In 2018, Rep. Maxine Waters urged people to protest the separation of immigrant families by the Trump administration.
Donald Trump's lawyers on Friday defended Donald Trump against charges of inciting an insurrection by falsely suggesting Democratic politicians have done the same thing.
Included in a long montage of Democratic politicians saying the word "fight" was a video of Rep. Maxine Waters (D-CA) saying "you get out and you create a crowd and you push back on them and you tell them they're not welcome anymore, anywhere."
Like the rest of the clips in the long video, the clip was taken out of context.
For one, Democrats like Waters never incited an insurrection. And Trump's call for his supporters to "fight" came after a long campaign to rile those supporters up, tell them the election was stolen, and then send them to "fight" at the Capitol while Congress was getting ready to certify President Joe Biden's victory.
Waters has denied that comments she made in 2018 urging citizens to hold Trump administration officials accountable for their family separation policy were a call for violence, and legal scholars back her up.
We want the children back. We want them connected to their parents. We want it done now. We are going to insist on it. If you think we’re rallying out here, you ain’t seen nothing yet.
Already, you have members of your Cabinet that have been booed out of restaurants, who have protesters taking up at their house who sang, "No peace, no sleep. No peace, no sleep." And guess what, we're going to win this battle ... so let's stay the course. Let's make sure we show up wherever we have to show up. And if you see anybody from that Cabinet in a restaurant, in a department store, at a gasoline station, you get out and you create a crowd and you push back on them and you tell them they're not welcome anymore, anywhere ... Mr. President, we will see you everyday, every hour of the day, everywhere that we are to let you know you cannot get away with this.
"Maxine Waters: Trump should be charged with pre-meditated murder," tweeted Rep. Lauren Boebert (R-CO) on Feb. 3. "Also Maxine Waters: If you see anybody from the Trump Administration in a restaurant, in a department store, at a gasoline station, you create a crowd. And you push back on them. Who's the one inciting violence?" Republican Reps. Markwayne Mullin of Oklahoma and Mario Diaz-Balart of Florida also accused Waters of inciting violence.
While Republicans and some Democrats said Waters had pushed the bounds of "civility" with her comments in 2018, Kermit Roosevelt III, a law professor at the University of Pennsylvania, told PolitiFact that Waters' comments were not an incitement to violence: "Waters is encouraging protest and harassment (both of which are usually protected by the First Amendment, although at some point harassment would not be)."
Trump claimed that Waters, whom he called "an extraordinarily low IQ person," had called for "harm to supporters, of which there are many, of the Make America Great Again movement."
"Trump is the one who's creating lies, trying to have people believe that I talked about harming people. There is nowhere in my statement — any time, any place — that I talked about harm," Waters responded.
Trump, on the other hand, has a long and documented history of inciting his followers to violence, of which his behavior after the 2020 presidential election is only the latest example.
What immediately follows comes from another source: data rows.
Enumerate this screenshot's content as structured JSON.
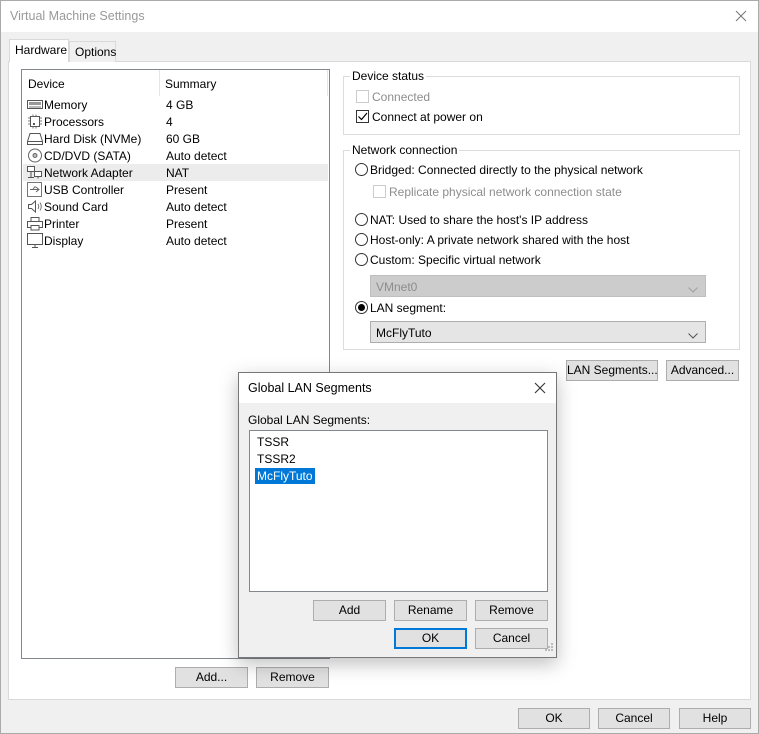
{
  "window": {
    "title": "Virtual Machine Settings",
    "close_icon": "close-icon"
  },
  "tabs": [
    {
      "label": "Hardware",
      "active": true
    },
    {
      "label": "Options",
      "active": false
    }
  ],
  "device_list": {
    "headers": {
      "device": "Device",
      "summary": "Summary"
    },
    "rows": [
      {
        "icon": "memory-icon",
        "name": "Memory",
        "summary": "4 GB"
      },
      {
        "icon": "processor-icon",
        "name": "Processors",
        "summary": "4"
      },
      {
        "icon": "hard-disk-icon",
        "name": "Hard Disk (NVMe)",
        "summary": "60 GB"
      },
      {
        "icon": "cd-dvd-icon",
        "name": "CD/DVD (SATA)",
        "summary": "Auto detect"
      },
      {
        "icon": "network-adapter-icon",
        "name": "Network Adapter",
        "summary": "NAT",
        "selected": true
      },
      {
        "icon": "usb-icon",
        "name": "USB Controller",
        "summary": "Present"
      },
      {
        "icon": "sound-icon",
        "name": "Sound Card",
        "summary": "Auto detect"
      },
      {
        "icon": "printer-icon",
        "name": "Printer",
        "summary": "Present"
      },
      {
        "icon": "display-icon",
        "name": "Display",
        "summary": "Auto detect"
      }
    ],
    "add_label": "Add...",
    "remove_label": "Remove"
  },
  "device_status": {
    "label": "Device status",
    "connected": {
      "label": "Connected",
      "checked": false,
      "disabled": true
    },
    "connect_at_power_on": {
      "label": "Connect at power on",
      "checked": true
    }
  },
  "network_connection": {
    "label": "Network connection",
    "bridged": {
      "label": "Bridged: Connected directly to the physical network",
      "selected": false
    },
    "replicate": {
      "label": "Replicate physical network connection state",
      "checked": false,
      "disabled": true
    },
    "nat": {
      "label": "NAT: Used to share the host's IP address",
      "selected": false
    },
    "host_only": {
      "label": "Host-only: A private network shared with the host",
      "selected": false
    },
    "custom": {
      "label": "Custom: Specific virtual network",
      "selected": false
    },
    "custom_select": {
      "value": "VMnet0",
      "disabled": true
    },
    "lan_segment": {
      "label": "LAN segment:",
      "selected": true
    },
    "lan_select": {
      "value": "McFlyTuto"
    }
  },
  "right_buttons": {
    "lan_segments": "LAN Segments...",
    "advanced": "Advanced..."
  },
  "footer": {
    "ok": "OK",
    "cancel": "Cancel",
    "help": "Help"
  },
  "modal": {
    "title": "Global LAN Segments",
    "list_label": "Global LAN Segments:",
    "items": [
      {
        "label": "TSSR",
        "selected": false
      },
      {
        "label": "TSSR2",
        "selected": false
      },
      {
        "label": "McFlyTuto",
        "selected": true
      }
    ],
    "add": "Add",
    "rename": "Rename",
    "remove": "Remove",
    "ok": "OK",
    "cancel": "Cancel"
  },
  "colors": {
    "accent": "#0078d7",
    "selected_row": "#ececec",
    "disabled_text": "#8d8d8d"
  }
}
After losing the election to Biden, Trump spent two months falsely declaring himself to be the real winner and falsely claiming that widespread voter fraud was the only reason it appeared Biden had won. He urged supporters to come to the U.S. Capitol on the day Congress would be certifying the results of voting in the Electoral College for what he said would be a "wild" protest.
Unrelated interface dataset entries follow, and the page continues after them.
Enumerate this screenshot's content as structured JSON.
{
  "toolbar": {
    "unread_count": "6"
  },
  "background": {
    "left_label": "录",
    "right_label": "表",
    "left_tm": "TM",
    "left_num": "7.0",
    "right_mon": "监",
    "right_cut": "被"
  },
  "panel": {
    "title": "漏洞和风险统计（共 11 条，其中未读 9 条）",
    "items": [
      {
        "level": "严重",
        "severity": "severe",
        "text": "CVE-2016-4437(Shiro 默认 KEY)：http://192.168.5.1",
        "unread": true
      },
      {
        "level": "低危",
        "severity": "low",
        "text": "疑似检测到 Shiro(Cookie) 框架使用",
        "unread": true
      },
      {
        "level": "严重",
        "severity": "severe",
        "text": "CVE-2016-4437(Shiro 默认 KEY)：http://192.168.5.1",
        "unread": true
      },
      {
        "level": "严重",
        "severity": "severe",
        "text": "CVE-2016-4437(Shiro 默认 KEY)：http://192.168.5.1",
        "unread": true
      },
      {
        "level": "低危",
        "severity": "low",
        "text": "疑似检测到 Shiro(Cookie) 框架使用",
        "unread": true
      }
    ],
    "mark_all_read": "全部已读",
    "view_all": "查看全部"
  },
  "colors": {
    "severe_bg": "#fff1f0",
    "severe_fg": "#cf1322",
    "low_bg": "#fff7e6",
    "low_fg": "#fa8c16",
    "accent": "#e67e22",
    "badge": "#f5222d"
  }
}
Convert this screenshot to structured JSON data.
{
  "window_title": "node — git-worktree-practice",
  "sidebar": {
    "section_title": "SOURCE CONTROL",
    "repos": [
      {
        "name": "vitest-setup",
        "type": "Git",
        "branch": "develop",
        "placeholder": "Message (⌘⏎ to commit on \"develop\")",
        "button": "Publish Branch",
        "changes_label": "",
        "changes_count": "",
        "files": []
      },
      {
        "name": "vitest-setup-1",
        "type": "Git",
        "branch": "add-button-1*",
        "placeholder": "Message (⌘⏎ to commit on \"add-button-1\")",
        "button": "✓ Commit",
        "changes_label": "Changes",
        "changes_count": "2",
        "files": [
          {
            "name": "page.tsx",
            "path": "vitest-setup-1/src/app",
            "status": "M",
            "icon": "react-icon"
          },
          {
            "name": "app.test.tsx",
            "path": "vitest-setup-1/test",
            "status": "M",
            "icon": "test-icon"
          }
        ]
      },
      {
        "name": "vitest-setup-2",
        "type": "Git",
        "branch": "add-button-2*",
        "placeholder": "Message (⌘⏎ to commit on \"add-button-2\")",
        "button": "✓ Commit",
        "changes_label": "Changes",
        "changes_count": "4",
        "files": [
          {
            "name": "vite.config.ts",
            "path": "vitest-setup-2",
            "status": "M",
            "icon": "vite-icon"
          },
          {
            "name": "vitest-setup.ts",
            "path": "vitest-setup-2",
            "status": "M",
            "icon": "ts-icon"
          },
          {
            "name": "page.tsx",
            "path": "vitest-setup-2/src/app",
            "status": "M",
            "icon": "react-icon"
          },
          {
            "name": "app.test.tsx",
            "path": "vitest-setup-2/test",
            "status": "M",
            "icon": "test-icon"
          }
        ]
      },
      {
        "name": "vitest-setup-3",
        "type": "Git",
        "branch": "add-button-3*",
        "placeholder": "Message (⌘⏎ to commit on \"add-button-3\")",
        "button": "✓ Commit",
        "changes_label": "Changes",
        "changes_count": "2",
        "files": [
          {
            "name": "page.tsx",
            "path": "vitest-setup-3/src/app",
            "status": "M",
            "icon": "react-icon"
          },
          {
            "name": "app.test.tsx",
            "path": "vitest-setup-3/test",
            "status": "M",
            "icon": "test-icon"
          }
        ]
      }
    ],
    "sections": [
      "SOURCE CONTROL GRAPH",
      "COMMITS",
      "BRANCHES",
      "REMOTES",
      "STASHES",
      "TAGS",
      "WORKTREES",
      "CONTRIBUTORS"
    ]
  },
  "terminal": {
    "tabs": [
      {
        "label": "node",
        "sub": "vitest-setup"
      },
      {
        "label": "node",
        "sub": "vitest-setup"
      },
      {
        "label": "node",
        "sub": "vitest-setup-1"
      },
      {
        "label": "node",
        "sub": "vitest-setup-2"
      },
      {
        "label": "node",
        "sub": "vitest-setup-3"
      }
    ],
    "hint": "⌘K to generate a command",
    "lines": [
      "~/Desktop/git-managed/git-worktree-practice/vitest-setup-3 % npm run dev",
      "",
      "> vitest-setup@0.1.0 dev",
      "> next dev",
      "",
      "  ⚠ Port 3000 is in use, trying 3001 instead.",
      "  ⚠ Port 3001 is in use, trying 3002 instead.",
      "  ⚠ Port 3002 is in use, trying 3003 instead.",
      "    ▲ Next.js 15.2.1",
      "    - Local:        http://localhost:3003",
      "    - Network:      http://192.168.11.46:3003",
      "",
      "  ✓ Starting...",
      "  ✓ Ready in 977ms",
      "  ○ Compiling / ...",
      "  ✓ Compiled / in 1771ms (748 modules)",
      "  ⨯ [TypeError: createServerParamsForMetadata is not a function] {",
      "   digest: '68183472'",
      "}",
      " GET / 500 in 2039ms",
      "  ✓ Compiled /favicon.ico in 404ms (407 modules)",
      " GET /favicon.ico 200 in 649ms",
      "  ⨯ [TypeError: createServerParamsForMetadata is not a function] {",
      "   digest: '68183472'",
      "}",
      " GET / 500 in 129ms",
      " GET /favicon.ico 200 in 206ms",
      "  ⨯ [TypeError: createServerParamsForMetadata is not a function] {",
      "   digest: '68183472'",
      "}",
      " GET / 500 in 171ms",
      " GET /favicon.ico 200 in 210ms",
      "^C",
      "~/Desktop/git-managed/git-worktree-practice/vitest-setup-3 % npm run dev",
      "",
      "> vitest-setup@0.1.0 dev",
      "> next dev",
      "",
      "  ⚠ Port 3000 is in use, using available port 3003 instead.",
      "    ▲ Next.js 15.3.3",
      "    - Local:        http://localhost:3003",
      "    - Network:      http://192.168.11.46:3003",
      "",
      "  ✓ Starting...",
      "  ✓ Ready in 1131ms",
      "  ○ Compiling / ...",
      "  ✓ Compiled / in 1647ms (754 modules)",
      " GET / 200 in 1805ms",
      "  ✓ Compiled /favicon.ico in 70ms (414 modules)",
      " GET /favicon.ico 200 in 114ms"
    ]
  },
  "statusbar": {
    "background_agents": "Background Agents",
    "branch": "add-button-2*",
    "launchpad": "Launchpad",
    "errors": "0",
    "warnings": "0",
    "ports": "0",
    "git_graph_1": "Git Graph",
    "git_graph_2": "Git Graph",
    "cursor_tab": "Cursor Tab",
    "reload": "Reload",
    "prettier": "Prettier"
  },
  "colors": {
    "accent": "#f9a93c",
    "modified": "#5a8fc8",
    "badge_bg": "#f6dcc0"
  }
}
After speaking at a "Stop the Steal" rally on Jan. 6 and telling the crowd he would accompany them to the Capitol — which he didn't do — Trump released a video as his supporters rioted, telling them, "We love you. You're very special."
Republicans have also compared objections by Waters and a handful of other Democrats to certification of Trump's 2016 victory in the Electoral College, with Rep. Matt Gaetz tweeting in December, "A Republican President hasn’t been sworn in absent dem congressional objection since 1988. But if we object we are traitors."
But Waters and her colleagues, who objected to the certification over charges of Russian interference in the election and of voter suppression, and who had little support from their fellow Congress members for their attempt to stop it, did not engage in a long campaign of election disinformation. They also accepted the decision of the joint session to certify the result.
It was Vice President Joe Biden who cut off debate on certification of the 2016 results.
Published with permission of The American Independent Foundation.